▶ [WHAT THIS TASK INVOLVES]
Exact reproduction of the listing is required. Pictures are not reproduced.

--- START ---

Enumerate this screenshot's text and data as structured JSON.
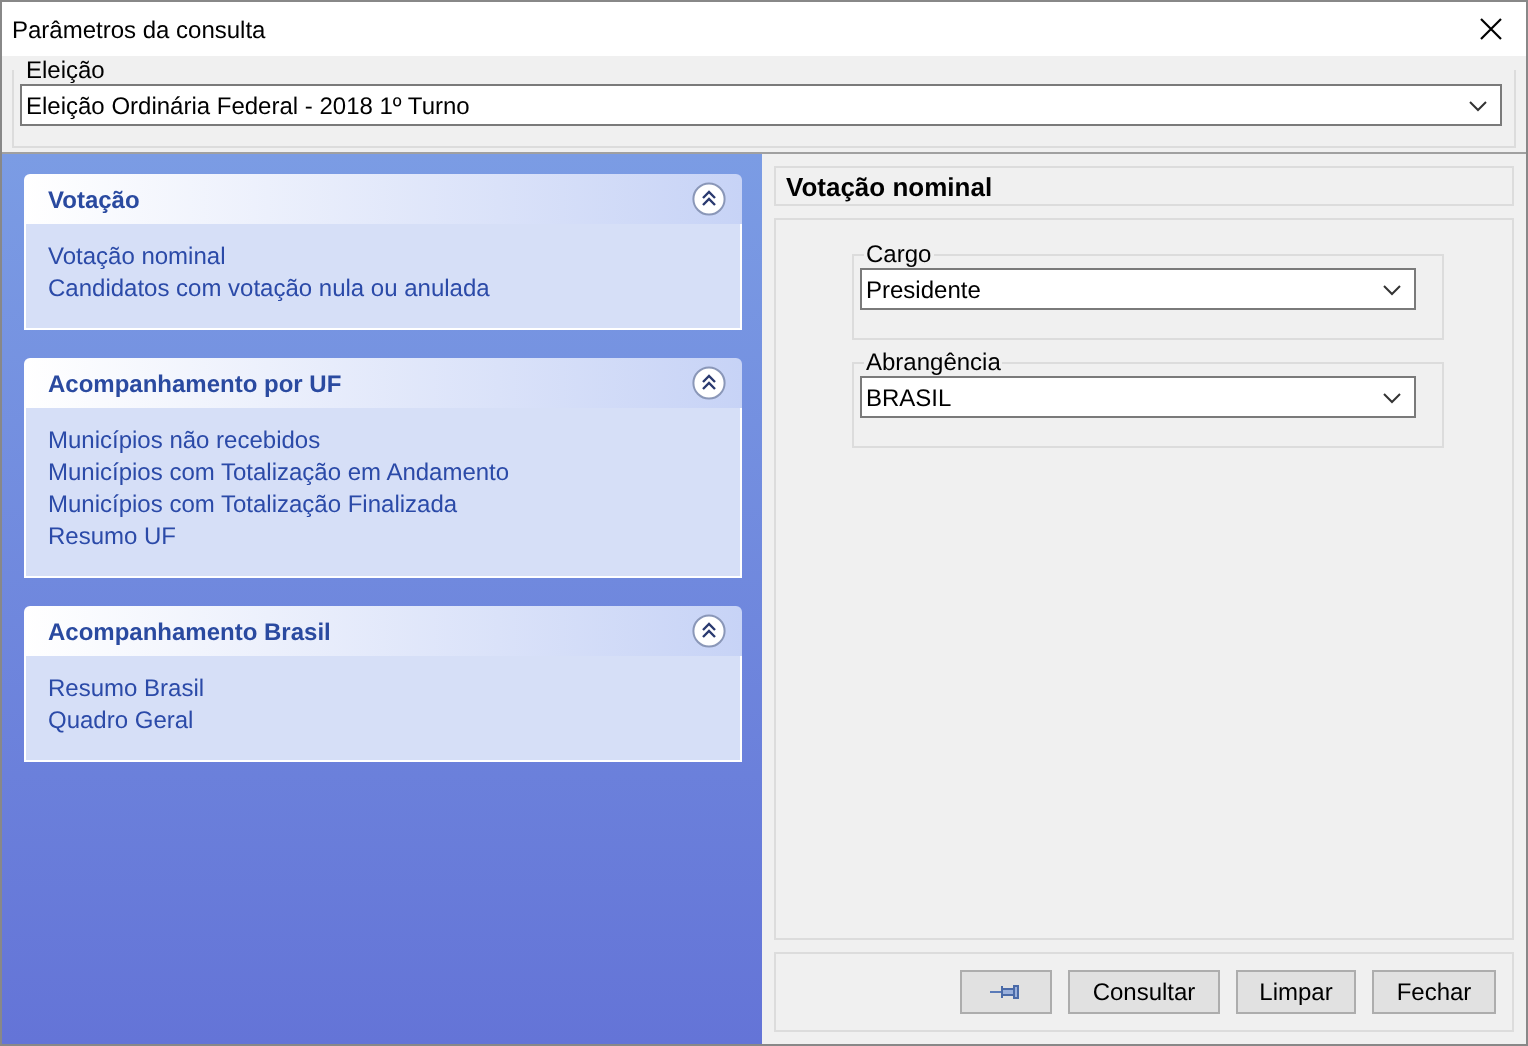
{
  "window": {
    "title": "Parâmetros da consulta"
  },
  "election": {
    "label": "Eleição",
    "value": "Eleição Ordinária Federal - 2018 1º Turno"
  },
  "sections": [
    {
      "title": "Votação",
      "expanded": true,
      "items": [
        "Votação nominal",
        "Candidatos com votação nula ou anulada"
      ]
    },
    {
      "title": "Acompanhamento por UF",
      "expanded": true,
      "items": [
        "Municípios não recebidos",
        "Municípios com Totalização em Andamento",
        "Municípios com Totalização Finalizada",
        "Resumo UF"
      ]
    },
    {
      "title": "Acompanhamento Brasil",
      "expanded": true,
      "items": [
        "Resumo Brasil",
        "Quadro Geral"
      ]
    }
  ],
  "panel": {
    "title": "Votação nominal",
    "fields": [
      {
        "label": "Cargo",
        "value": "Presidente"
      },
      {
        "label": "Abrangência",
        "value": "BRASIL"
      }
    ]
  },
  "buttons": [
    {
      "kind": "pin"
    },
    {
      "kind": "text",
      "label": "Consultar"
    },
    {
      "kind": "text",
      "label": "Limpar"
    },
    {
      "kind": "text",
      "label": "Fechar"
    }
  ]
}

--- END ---

▶ [ANSWER TO THIS TASK]
Enumerate this screenshot's text and data as structured JSON.
{
  "window": {
    "title": "Parâmetros da consulta"
  },
  "election": {
    "label": "Eleição",
    "value": "Eleição Ordinária Federal - 2018 1º Turno"
  },
  "sections": [
    {
      "title": "Votação",
      "expanded": true,
      "items": [
        "Votação nominal",
        "Candidatos com votação nula ou anulada"
      ]
    },
    {
      "title": "Acompanhamento por UF",
      "expanded": true,
      "items": [
        "Municípios não recebidos",
        "Municípios com Totalização em Andamento",
        "Municípios com Totalização Finalizada",
        "Resumo UF"
      ]
    },
    {
      "title": "Acompanhamento Brasil",
      "expanded": true,
      "items": [
        "Resumo Brasil",
        "Quadro Geral"
      ]
    }
  ],
  "panel": {
    "title": "Votação nominal",
    "fields": [
      {
        "label": "Cargo",
        "value": "Presidente"
      },
      {
        "label": "Abrangência",
        "value": "BRASIL"
      }
    ]
  },
  "buttons": [
    {
      "kind": "pin"
    },
    {
      "kind": "text",
      "label": "Consultar"
    },
    {
      "kind": "text",
      "label": "Limpar"
    },
    {
      "kind": "text",
      "label": "Fechar"
    }
  ]
}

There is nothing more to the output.